Since this car will not be built to compete with the tesla roaster, I fugure 4 wheel McPherson suspension is the best choice, since it give satisfactory handling, while at the same time spares as much interior space as possible. Front and rear components, as well as side to side components will be made interchangable as much as possible. I am toying with the idea of using an air ride suspension, since there isn't much weight penalty, and it would offer a ride quality to match the quietness of the car, but it also gives a certain tunability as well. Since this is pure electric car, 50/50 front to rear weight distribution seems like a good idea, and I will aim for that.
Not much here, but I am wondering if I should bother with powersteering, since the car will hopefully weigh 2000lbs or less, and range is the priority here.
Hmmm....Well, there are some choices these days. Lead acid is not my first one, and frankly, I would not like using them.
Nickel cadmium are still kicking around, but overall are just not good enough to justify the cost, weight, and relatively short life.
Nickel Hydrides are better, but they could be difficult to get, and again are rather heavy for their energy strorage. BUT, they do have fairly a good track record powering the OEM Rav4s, so I would consider using them (assuming a supplier will actually sell them).

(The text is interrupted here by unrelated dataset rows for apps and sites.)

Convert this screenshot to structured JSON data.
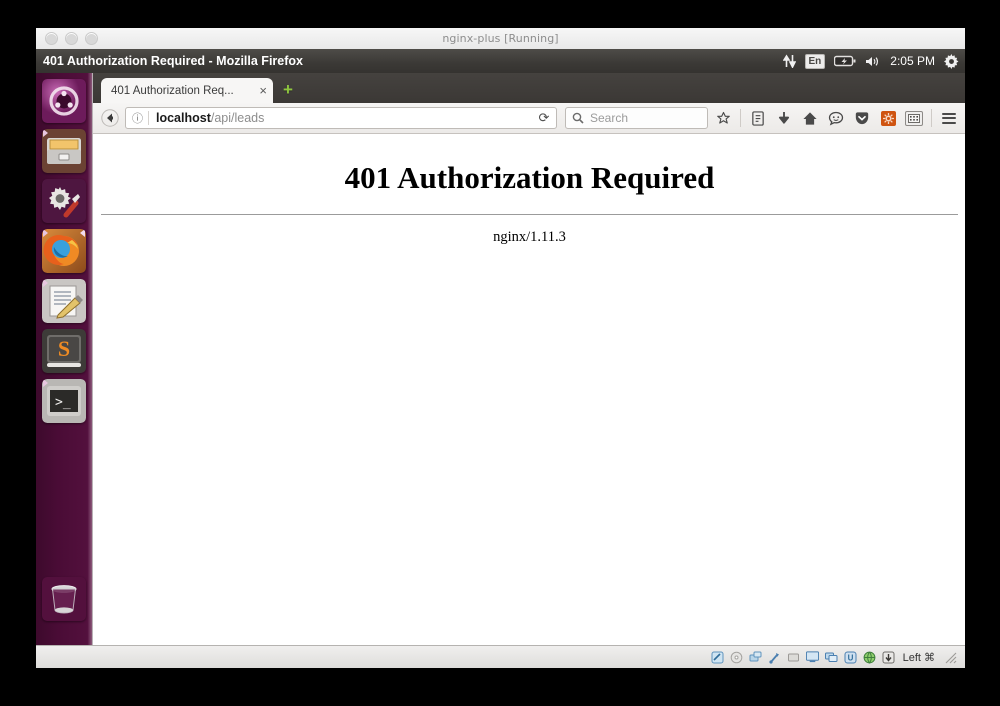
{
  "host_window": {
    "title": "nginx-plus [Running]",
    "controls": [
      "close",
      "minimize",
      "zoom"
    ]
  },
  "guest": {
    "panel": {
      "window_title": "401 Authorization Required - Mozilla Firefox",
      "tray": {
        "network_icon": "network-updown-icon",
        "keyboard_layout": "En",
        "battery_icon": "battery-icon",
        "volume_icon": "volume-icon",
        "clock": "2:05 PM",
        "settings_icon": "gear-icon"
      }
    },
    "launcher": {
      "items": [
        {
          "name": "dash",
          "label": "Ubuntu Dash",
          "running": false
        },
        {
          "name": "files",
          "label": "Files",
          "running": true
        },
        {
          "name": "system-settings",
          "label": "System Settings",
          "running": false
        },
        {
          "name": "firefox",
          "label": "Firefox",
          "running": true,
          "active": true
        },
        {
          "name": "text-editor",
          "label": "Text Editor",
          "running": true
        },
        {
          "name": "sublime-text",
          "label": "Sublime Text",
          "running": false
        },
        {
          "name": "terminal",
          "label": "Terminal",
          "running": true
        }
      ],
      "trash": {
        "name": "trash",
        "label": "Trash"
      }
    },
    "browser": {
      "tab": {
        "label": "401 Authorization Req...",
        "close_label": "×"
      },
      "new_tab_label": "+",
      "toolbar": {
        "back_icon": "back-arrow-icon",
        "identity_icon": "page-info-icon",
        "url_host": "localhost",
        "url_path": "/api/leads",
        "reload_label": "⟳",
        "search_placeholder": "Search",
        "search_icon": "search-icon",
        "buttons": [
          {
            "name": "bookmark-star-icon",
            "glyph": "☆"
          },
          {
            "name": "reading-list-icon",
            "glyph": "☰"
          },
          {
            "name": "download-icon",
            "glyph": "⬇"
          },
          {
            "name": "home-icon",
            "glyph": "⌂"
          },
          {
            "name": "hello-chat-icon",
            "glyph": "☺"
          },
          {
            "name": "pocket-icon",
            "glyph": "▼"
          },
          {
            "name": "addon-orange-icon",
            "glyph": "✶"
          },
          {
            "name": "addon-gray-icon",
            "glyph": "☷"
          },
          {
            "name": "menu-hamburger-icon",
            "glyph": ""
          }
        ]
      },
      "page": {
        "heading": "401 Authorization Required",
        "server_signature": "nginx/1.11.3"
      }
    }
  },
  "vbox_status": {
    "icons": [
      "hard-disk-icon",
      "optical-disk-icon",
      "network-icon",
      "usb-icon",
      "shared-folder-icon",
      "display-icon",
      "remote-desktop-icon",
      "vm-icon",
      "globe-icon",
      "host-key-icon"
    ],
    "host_key": "Left ⌘"
  },
  "colors": {
    "launcher_purple": "#4a0c36",
    "panel_dark": "#3b3936",
    "tab_bar": "#3f3c39",
    "accent_green": "#8ec63f",
    "addon_orange": "#cf5411"
  }
}
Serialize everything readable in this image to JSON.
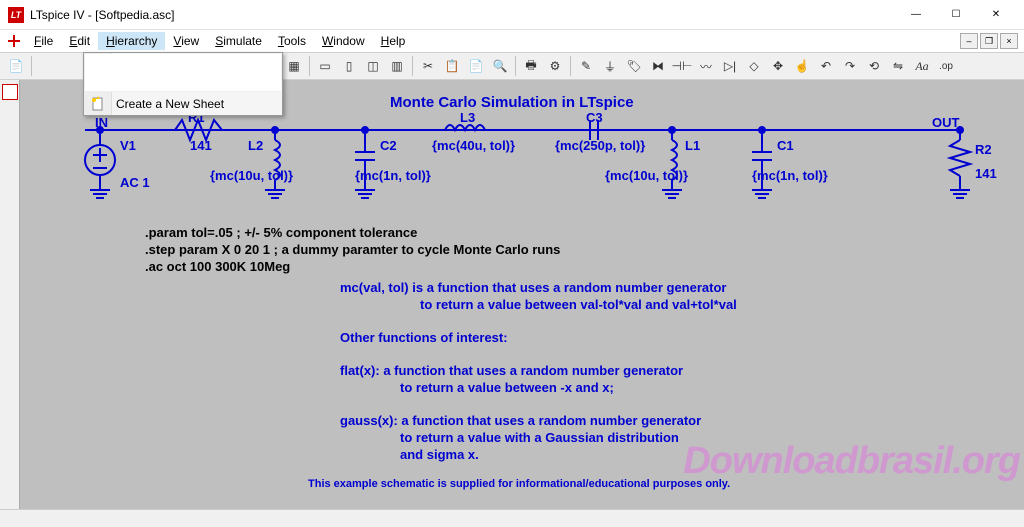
{
  "window": {
    "title": "LTspice IV - [Softpedia.asc]",
    "min": "—",
    "max": "☐",
    "close": "✕"
  },
  "menu": {
    "file": "File",
    "edit": "Edit",
    "hierarchy": "Hierarchy",
    "view": "View",
    "simulate": "Simulate",
    "tools": "Tools",
    "window": "Window",
    "help": "Help"
  },
  "dropdown": {
    "create_sheet": "Create a New Sheet"
  },
  "schematic": {
    "title": "Monte Carlo Simulation in LTspice",
    "in": "IN",
    "out": "OUT",
    "v1": "V1",
    "v1_val": "AC 1",
    "r1": "R1",
    "r1_val": "141",
    "l2": "L2",
    "l2_val": "{mc(10u, tol)}",
    "c2": "C2",
    "c2_val": "{mc(1n, tol)}",
    "l3": "L3",
    "l3_val": "{mc(40u, tol)}",
    "c3": "C3",
    "c3_val": "{mc(250p, tol)}",
    "l1": "L1",
    "l1_val": "{mc(10u, tol)}",
    "c1": "C1",
    "c1_val": "{mc(1n, tol)}",
    "r2": "R2",
    "r2_val": "141"
  },
  "directives": {
    "param": ".param tol=.05 ; +/- 5% component tolerance",
    "step": ".step param X 0 20 1 ; a dummy paramter to cycle Monte Carlo runs",
    "ac": ".ac oct 100 300K 10Meg"
  },
  "notes": {
    "mc1": "mc(val, tol) is a function that uses a random number generator",
    "mc2": "to return a value between val-tol*val and val+tol*val",
    "other": "Other functions of interest:",
    "flat1": "flat(x): a function that uses a random number generator",
    "flat2": "to return a value between -x and x;",
    "gauss1": "gauss(x): a function that uses a random number generator",
    "gauss2": "to return a value with a Gaussian distribution",
    "gauss3": "and sigma x.",
    "footer": "This example schematic is supplied for informational/educational purposes only."
  },
  "watermark": "Downloadbrasil.org"
}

Lithium Ion seems to be the one invention of our time that could kill off crude oil AND the Hydrogen
fuel cell, and there are many variants to choose from, although, not all of them are actually available to some one like me.
The first gen lithuim batteries are a safety consern for me, and also have a short calender life, so I will preffer to avoid tesla motor's solution.
Lithium Iron Phosphate seem to hold promise for safety, price, and cycle life, but can ThunderSky be trusted? If any of you have had used these batteries, please share your experience, because as it is right now, they seem to be the best bang for buck in terms of performance and cost.
Electrovaya is a canadian company that has made its living on notebook computers and batteries for them, but has also pioneered a "super polymer" battery, which they deployed in a converted vatara. They claim to have broken the 300wh/Kg barrier, and are still making improvements. Unfortunately, I can't get a reply to any of my Email inquiries, and thus far cannot make a fair assessment of how siutable this battery may be, but if you believe their claims, it can deliver everything from hard accelleration, to cold weather operation, to the holy grail of the electric car, LONG RANGE!!
Lithium sulphur is one of my personal favorites, because they have achieved an impressive energy dencity as well, and unlike electrovaya, they do answer Email inquiries, even if their technology is 5 years away, and has been for a while now, hmm......we shall have to see. They claim to be at the 350Wh/Kg mark now, and are within reach of 600 in the "near furure", but 300 cycles are as much as they are willing to claim.
The nannosafe battery is also a good performer, how can you argue with 15 000 100% DOD cycles? (with only a 15% capacity loss) But as with other pioneers, they don't seem to be too keen on dealing with small fry like me, but if I can ever get a price, and (heres some REAL wishfull thinking) if its reasonable, then I would definately consider using them. Being able to offer an unlimited distance 15 year waranty has a certain ring to it. After all, electric cars are more reliable than ICE powered cars.
Well, first of all, sorry for the long post.
The overall idea here is not to build a car as cheap as possible, but to make something that can fill the gap between the testa, and the low speed NEVs that like to tie up traffic. But more importantly, to remove the last remaining stigma that electric cars have, limited range.
Time will tell if I can ever do anything about this, but for now I'd like to know what you all think.